2. Draft picks need time to develop.
3. Organization needs change. Organizational needs in 2016/2017, when a high school player from the 2012 draft could reasonably be expected to be fitting into the big leagues will be different from 2012. Four years is a long time in baseball.
Teams, including the Mets should draft the best player available in the first round. Now, to some degree, this strategy has been altered by the new collective bargaining agreement with its move towards a draft spending cap for each team. A team must balance taking and paying for the best player at any given point, versus maximizing the number of good prospects to be acquired later against the cap.
The Fan Complaint
Yesterday’s arguments in the comments section produced three main types of complaints about Cecchini.
There were: he arguments included:
- He was a bad pick because the 2012 Mets needed power.
- He was a bad pick because he has no upside and the Mets have a shortstop now – Ruben Tejada
- The Mets should have drafted OF Courtney Hawkins
The first two are simply wrong. Say it with me again: Major League teams should not draft for need in the first round.
Again, Cecchini will not be a big leaguer for four more years. By that time, Tejada will be arbitration eligible. He might be a star, he might be a solid contributor, he might be injured. The advantage of drafting up the middle players is that they can move down the defensive spectrum to “easier” positions.
Hawkins is a big, strong outfielder destined for a corner spot, who the White Sox picked at #13, right behind the Mets. The White Sox were aggressive with Hawkins this year, starting him off in the Appalachian League before promoting him to Kannapolis in the South Atlantic League for two weeks and then up to Winston-Salem for the playoffs.

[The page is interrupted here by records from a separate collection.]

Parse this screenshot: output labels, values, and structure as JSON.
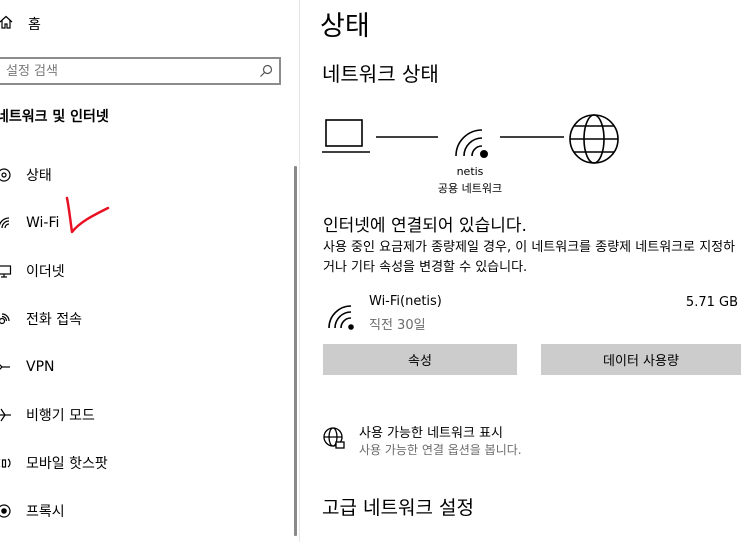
{
  "nav": {
    "home_label": "홈",
    "search_placeholder": "설정 검색",
    "section_title": "네트워크 및 인터넷",
    "items": [
      {
        "label": "상태",
        "icon": "status-icon"
      },
      {
        "label": "Wi-Fi",
        "icon": "wifi-icon"
      },
      {
        "label": "이더넷",
        "icon": "ethernet-icon"
      },
      {
        "label": "전화 접속",
        "icon": "dialup-icon"
      },
      {
        "label": "VPN",
        "icon": "vpn-icon"
      },
      {
        "label": "비행기 모드",
        "icon": "airplane-icon"
      },
      {
        "label": "모바일 핫스팟",
        "icon": "hotspot-icon"
      },
      {
        "label": "프록시",
        "icon": "proxy-icon"
      }
    ],
    "annotation_color": "#e81123"
  },
  "main": {
    "title": "상태",
    "subtitle": "네트워크 상태",
    "network_name": "netis",
    "network_type": "공용 네트워크",
    "connected_title": "인터넷에 연결되어 있습니다.",
    "connected_desc": "사용 중인 요금제가 종량제일 경우, 이 네트워크를 종량제 네트워크로 지정하거나 기타 속성을 변경할 수 있습니다.",
    "connection": {
      "name": "Wi-Fi(netis)",
      "time": "직전 30일",
      "usage": "5.71 GB"
    },
    "buttons": {
      "properties": "속성",
      "data_usage": "데이터 사용량"
    },
    "show_networks": {
      "title": "사용 가능한 네트워크 표시",
      "desc": "사용 가능한 연결 옵션을 봅니다."
    },
    "advanced_title": "고급 네트워크 설정"
  }
}
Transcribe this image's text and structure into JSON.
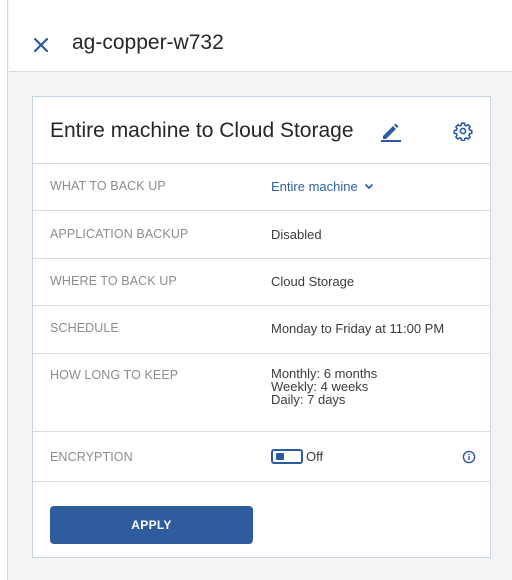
{
  "header": {
    "title": "ag-copper-w732"
  },
  "plan": {
    "title": "Entire machine to Cloud Storage",
    "rows": [
      {
        "label": "WHAT TO BACK UP",
        "value": "Entire machine"
      },
      {
        "label": "APPLICATION BACKUP",
        "value": "Disabled"
      },
      {
        "label": "WHERE TO BACK UP",
        "value": "Cloud Storage"
      },
      {
        "label": "SCHEDULE",
        "value": "Monday to Friday at 11:00 PM"
      },
      {
        "label": "HOW LONG TO KEEP",
        "values": [
          "Monthly: 6 months",
          "Weekly: 4 weeks",
          "Daily: 7 days"
        ]
      },
      {
        "label": "ENCRYPTION",
        "toggle_state": "Off"
      }
    ],
    "apply_label": "APPLY"
  },
  "colors": {
    "accent": "#2e5c9c",
    "link": "#2e63a6",
    "card_border": "#c5d3e3",
    "background": "#f4f4f4"
  },
  "icons": [
    "close-icon",
    "pencil-icon",
    "gear-icon",
    "chevron-down-icon",
    "info-icon"
  ]
}
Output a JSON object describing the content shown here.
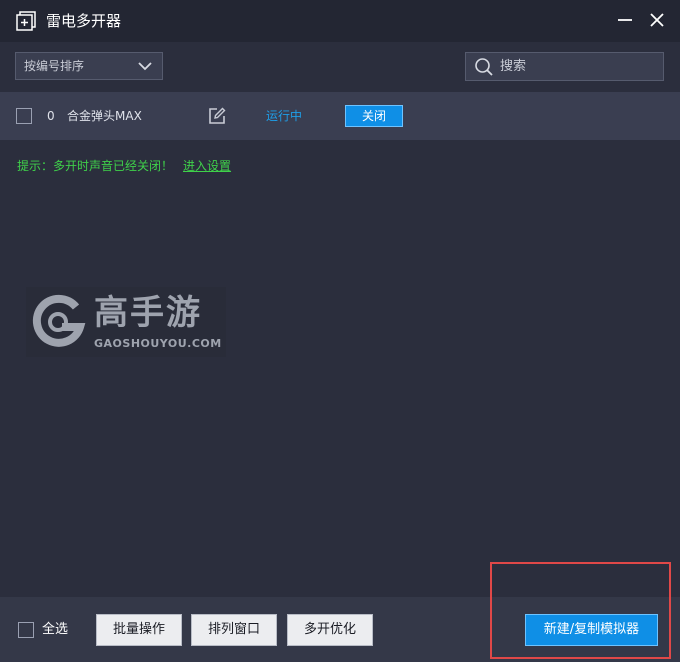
{
  "window": {
    "title": "雷电多开器",
    "icons": {
      "app": "new-window-icon",
      "minimize": "minimize-icon",
      "close": "close-icon"
    }
  },
  "toolbar": {
    "sort_select": {
      "value": "按编号排序",
      "icon": "chevron-down-icon"
    },
    "search": {
      "placeholder": "搜索",
      "icon": "search-icon"
    }
  },
  "instances": [
    {
      "index": "0",
      "name": "合金弹头MAX",
      "status": "运行中",
      "action_label": "关闭",
      "edit_icon": "edit-icon"
    }
  ],
  "hint": {
    "text": "提示：多开时声音已经关闭！",
    "link": "进入设置"
  },
  "watermark": {
    "cn": "高手游",
    "en": "GAOSHOUYOU.COM"
  },
  "footer": {
    "select_all": "全选",
    "batch_button": "批量操作",
    "arrange_button": "排列窗口",
    "optimize_button": "多开优化",
    "new_button": "新建/复制模拟器"
  },
  "colors": {
    "background": "#2b2e3d",
    "title_bar": "#232633",
    "row": "#3a3e51",
    "accent_blue": "#0f8fe6",
    "status_blue": "#1e9ee8",
    "hint_green": "#3fd14a",
    "highlight_red": "#e04848"
  }
}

Overall, as an 18-year old, he hit .284/.324/.480 with eight homers, and 56 K/11 BB for a K/BB of 5.1. In his 249 PA, he walked in 4.4% of his plate appearances, and fanned in 22%.
The most recent scouting report on Hawkins comes from Baseball Prospectus’ Jason Parks who saw him recently at instructional league in Arizona:
Thicker body than I expected; Kevin Mitchell thighs; obvious athlete; multiple 4.25 times to first; strength is just as obvious as athleticism; ball screams off bat when contact is made; top-heavy swing; bat speed generated by tremendous raw strength; lacks impressive bat control; fooled by off-speed stuff; front foot contact; left field profile for me; … power is only loud tool, but it has the potential to be very loud; doesn’t have star-level projection; if power translates, has first-division potential, but role 5 player more realistic; how long does present athleticism keep profile from being worse?; how big does the body get?; major league strength, but does he have a major league swing?; I need to see a lot more, but I was expecting to see a more electric profile and a little less body.
Parks’ current projection on Courtney Hawkins, the apple of some commenter’s eye, is as an average left-fielder. Which do you think has more value, an average shortstop or average corner outfielder?
I was on record before the draft suggesting that the Mets should take the risk on Harvard-Westlake RHP Lucas Giolito. He was a risky pick, because he was looking at likely Tommy John surgery, and was asking for a big bonus. Sure enough, in August, the Nationals, who paid him nearly $3 million and built their entire draft around meeting his bonus demands as eight of the team’s next nine picks signed below allocation so the team could afford Giolito’s bonus. I understand the Mets’ hesitation here.
Opinions are good. I am glad that fans have read enough about the minors here and elsewhere that they have developed strong opinions about players they have never seen (although a little humility would seem sensible). However, the only thing I am certain about when it comes to writing about baseball is uncertainty, especially when writing about prospects.
If Hawkins or Cecchini or Giolito become All-Stars, well great for them and their team. The fact that one does and one does not, would not make any an awful or a terrible pick three months after the draft.*
(*Note, I added the final six words in an afternoon revision for clarity.)